I decided to go to a NASCAR race for the first time after taking the “Feel the Thrill” tour at Charlotte Motor Speedway when visiting Cabarrus County, NC a couple of years ago. We were moving at about 60 mph in a van for the 24-degree banking and the force was intense! At that moment, I truly appreciated the sport, and I knew I had to experience an actual race, something I had never thought twice about doing before.
The stars and my travel calendar finally aligned, and I came to Cabarrus County as a guest for the AllStar Race Weekend in May, and I had the best time! I loved it so much that I would go to another NASCAR race in a heartbeat.
To have the best race experience, attendees need to be prepared for the day, so I hope these tips based on what I’ve learned will help anyone attending a NASCAR race for the first time enjoy the event to its fullest.
Get the app – Race day events, schedules, guides, ticket info, maps and more are at your fingertips with the Charlotte Motor Speedway app.
Stay comfortable – You’ll be on your feet and walking a lot, so wear shoes that feel great all day long. There are shuttles that travel the perimeter of the speedway, but don’t count on catching one. Bring along a padded seat cushion as the seats can feel hot and uncomfortable. Bring plenty of sunscreen (be sure to keep reapplying it), wear sunglasses and a hat, and dress in layers you can add or remove since the weather can be unpredictable. Also, rain showers can pop up so bring a poncho. (Umbrellas are a no-no.)
Plan for parking – Lots get full quickly, so be prepared to walk a fair distance to/from your car. Camping spots on race weekends are available on a first come/first serve basis as well.
Arrive early – Plan to arrive at the speedway several hours before race time to enjoy pre-race festivities and get settled into your seats. Oh, and depending on the event, there may be a flyover right before race time, so look up!
Bring water and snacks – Although concessions are readily available, save a few bucks and pack your own drinks (no glass) and snacks in a cooler no larger than 14 x 14-inches.
Consider purchasing a pit pass or garage pass. Walking on the actual race track is a treat in itself, but with a pit pass you can get an up-close look at some of the cars and teams in action as they prepare for the big race. You can also get right up near the concert stage for the music events.
Ear plugs are a necessity – This is non-negotiable. A single race car is loud enough, but dozens of them at full speed can be deafening. And the jet dryers for the track are even louder yet, so it’s essential to protect your hearing. Ear plugs will muffle the sound to a point that it’s not dangerous.

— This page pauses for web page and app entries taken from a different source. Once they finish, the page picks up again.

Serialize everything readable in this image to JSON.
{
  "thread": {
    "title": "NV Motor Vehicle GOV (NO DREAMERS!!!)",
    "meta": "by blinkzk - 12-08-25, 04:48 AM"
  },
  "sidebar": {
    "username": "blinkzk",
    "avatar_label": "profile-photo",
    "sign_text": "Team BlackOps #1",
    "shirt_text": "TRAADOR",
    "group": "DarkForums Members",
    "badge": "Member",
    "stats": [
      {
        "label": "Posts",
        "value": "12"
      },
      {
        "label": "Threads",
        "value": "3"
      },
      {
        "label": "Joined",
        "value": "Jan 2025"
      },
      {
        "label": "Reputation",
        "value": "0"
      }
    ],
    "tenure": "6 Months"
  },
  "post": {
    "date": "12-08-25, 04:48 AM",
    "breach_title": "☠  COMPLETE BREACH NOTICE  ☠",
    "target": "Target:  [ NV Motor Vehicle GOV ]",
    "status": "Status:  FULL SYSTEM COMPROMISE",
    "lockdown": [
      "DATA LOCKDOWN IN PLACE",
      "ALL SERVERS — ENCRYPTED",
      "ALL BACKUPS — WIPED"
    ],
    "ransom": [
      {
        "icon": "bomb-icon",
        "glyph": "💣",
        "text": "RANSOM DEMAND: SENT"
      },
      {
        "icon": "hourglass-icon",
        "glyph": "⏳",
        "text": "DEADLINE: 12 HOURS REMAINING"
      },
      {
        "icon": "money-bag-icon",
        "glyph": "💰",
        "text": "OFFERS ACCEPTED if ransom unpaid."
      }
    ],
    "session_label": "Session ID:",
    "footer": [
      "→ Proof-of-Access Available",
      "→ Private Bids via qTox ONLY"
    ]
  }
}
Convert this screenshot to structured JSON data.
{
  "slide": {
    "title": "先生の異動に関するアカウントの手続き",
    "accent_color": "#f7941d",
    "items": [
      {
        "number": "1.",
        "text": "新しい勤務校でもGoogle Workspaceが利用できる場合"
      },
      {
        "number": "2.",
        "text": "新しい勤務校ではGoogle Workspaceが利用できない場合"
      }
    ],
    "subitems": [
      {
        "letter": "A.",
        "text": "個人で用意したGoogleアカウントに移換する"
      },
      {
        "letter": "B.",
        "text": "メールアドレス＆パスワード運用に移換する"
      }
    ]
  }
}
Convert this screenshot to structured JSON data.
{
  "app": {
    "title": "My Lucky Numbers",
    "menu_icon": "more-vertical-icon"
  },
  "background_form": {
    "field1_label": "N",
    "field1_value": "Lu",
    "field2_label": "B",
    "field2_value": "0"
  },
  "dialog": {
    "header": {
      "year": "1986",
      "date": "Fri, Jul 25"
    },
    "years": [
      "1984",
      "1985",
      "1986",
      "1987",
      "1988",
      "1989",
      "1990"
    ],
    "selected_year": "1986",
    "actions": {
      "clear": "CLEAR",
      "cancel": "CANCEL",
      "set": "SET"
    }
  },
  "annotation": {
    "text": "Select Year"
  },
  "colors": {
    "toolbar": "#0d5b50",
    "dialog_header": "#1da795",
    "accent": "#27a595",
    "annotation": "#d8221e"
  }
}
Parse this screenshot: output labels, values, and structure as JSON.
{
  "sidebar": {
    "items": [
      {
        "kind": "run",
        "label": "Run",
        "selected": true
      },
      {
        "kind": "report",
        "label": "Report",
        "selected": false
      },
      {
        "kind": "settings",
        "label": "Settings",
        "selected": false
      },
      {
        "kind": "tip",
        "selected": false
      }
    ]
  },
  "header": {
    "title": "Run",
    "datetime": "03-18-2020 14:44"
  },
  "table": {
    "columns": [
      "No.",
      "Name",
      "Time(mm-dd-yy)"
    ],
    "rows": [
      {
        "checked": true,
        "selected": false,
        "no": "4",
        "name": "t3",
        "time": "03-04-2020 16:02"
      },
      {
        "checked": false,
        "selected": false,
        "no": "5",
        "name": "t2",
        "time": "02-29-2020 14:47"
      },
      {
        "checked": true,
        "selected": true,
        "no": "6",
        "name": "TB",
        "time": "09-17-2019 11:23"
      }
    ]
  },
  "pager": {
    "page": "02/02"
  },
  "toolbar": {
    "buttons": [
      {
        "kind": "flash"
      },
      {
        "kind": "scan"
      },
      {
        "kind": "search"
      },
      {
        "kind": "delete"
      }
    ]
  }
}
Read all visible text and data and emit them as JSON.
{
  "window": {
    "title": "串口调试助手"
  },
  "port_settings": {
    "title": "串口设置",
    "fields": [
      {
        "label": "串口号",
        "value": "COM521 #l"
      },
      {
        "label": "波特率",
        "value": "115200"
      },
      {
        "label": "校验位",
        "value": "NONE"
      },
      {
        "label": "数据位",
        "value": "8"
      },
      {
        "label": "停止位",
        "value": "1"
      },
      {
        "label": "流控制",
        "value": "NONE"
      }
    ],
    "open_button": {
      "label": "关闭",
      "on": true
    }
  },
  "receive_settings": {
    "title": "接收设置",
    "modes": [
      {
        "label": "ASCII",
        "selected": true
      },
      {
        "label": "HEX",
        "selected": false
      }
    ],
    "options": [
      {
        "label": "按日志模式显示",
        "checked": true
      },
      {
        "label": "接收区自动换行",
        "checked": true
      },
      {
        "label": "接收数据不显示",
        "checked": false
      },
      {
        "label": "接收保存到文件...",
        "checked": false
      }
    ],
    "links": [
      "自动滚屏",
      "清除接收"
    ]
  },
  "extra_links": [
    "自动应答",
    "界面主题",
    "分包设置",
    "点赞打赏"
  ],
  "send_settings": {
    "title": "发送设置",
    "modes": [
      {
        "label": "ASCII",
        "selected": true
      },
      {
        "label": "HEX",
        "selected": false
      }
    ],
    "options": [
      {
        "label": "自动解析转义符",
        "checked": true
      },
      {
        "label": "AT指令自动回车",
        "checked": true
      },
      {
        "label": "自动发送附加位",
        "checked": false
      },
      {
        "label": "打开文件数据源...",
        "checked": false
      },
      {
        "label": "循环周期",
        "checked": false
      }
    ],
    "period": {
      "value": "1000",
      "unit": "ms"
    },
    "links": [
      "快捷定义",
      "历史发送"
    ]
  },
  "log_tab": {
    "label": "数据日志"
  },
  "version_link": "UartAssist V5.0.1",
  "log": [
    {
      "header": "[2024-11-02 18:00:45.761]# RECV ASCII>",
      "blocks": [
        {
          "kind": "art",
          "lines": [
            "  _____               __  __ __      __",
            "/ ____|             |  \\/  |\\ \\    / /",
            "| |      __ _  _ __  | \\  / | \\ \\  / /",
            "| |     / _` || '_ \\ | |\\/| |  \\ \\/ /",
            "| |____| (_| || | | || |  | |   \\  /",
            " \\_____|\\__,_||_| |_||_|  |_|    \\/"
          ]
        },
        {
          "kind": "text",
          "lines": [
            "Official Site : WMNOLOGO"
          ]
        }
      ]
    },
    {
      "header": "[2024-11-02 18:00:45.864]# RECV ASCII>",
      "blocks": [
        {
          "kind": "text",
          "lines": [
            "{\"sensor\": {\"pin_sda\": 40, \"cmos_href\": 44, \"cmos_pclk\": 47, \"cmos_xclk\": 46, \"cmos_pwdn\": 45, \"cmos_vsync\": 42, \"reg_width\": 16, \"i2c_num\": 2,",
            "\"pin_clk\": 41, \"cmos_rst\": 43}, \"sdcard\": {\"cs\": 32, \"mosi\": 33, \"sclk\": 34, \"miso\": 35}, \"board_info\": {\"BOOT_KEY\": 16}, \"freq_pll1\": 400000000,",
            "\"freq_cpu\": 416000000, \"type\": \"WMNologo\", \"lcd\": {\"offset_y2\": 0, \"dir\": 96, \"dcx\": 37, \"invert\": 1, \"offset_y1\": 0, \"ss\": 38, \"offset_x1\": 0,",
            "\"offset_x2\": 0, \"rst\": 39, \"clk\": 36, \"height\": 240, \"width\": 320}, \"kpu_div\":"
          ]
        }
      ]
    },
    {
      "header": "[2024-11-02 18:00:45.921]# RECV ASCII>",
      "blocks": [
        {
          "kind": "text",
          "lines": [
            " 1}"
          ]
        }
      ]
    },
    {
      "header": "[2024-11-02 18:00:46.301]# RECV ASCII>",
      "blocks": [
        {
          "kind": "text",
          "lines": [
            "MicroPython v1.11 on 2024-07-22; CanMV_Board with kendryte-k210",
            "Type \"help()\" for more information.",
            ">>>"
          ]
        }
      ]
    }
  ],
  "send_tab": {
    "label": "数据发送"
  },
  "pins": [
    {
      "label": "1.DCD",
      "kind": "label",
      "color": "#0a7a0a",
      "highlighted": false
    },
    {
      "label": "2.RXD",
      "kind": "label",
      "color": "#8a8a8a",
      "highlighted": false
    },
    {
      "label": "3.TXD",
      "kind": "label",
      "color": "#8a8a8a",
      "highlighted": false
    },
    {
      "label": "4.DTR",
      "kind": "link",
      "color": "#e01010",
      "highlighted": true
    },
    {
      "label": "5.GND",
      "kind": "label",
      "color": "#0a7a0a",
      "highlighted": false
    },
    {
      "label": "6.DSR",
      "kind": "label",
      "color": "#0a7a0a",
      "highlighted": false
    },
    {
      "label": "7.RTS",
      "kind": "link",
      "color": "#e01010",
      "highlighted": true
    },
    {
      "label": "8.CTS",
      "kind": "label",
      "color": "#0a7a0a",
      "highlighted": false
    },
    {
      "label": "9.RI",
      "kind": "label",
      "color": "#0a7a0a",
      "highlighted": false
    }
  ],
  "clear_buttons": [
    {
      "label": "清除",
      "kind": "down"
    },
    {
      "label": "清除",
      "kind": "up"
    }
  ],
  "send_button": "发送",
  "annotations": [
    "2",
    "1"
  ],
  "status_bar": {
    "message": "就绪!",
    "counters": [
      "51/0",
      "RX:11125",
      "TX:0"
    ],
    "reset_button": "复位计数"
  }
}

Bring trackside scanners – Scanners can serve double duty as both noise-reducing earmuffs and a direct line to the action. You can listen to general race announcements, all driver-team communications or tune into a specific frequency to hear the transmissions of a single driver, spotter and pit team. Scanners are also available to rent at the track, but remember you have to return them after the race so calculate that into your time and exit strategy.
Watch for flying debris – The catch fences are protection from potentially large pieces of debris, but the drafts from the cars and trucks may carry tiny bits of rubber, dirt and grit through the fence and into your face. (This is another reason to wear sunglasses.)
Bring binoculars and/or a camera – There are tons of photo opps on race day, so be sure you have a camera or a phone with a good telephoto lens to capture it all. To zoom in the n up-close action all the way around the track, binoculars are a must. One of the best times to capture close-ups of the cars is during pace laps when all the cars are going around at the same speed.
Be prepared for race day traffic – If you followed the “arrive early” tip, you probably didn’t have much of a problem getting to the track, but leaving is another matter entirely.
Pedestrians have the right of way and police will hold cars for 20-30 minutes while those people walk from the stadium to their vehicles. By the time cars are allowed to move, those pedestrians are also driving, so it results in horrendous congestion. Traffic is blocked and directed in very specific ways and there’s no way to buck the system.
If your turn happens to be against the flow, you might as well pull over, park and wait. The police will not alter traffic patterns until they feel traffic congestion has been relieved, which can be about two hours. Fair warning.
For help in planning a visit to the area, reach out to VisitCabarrus.com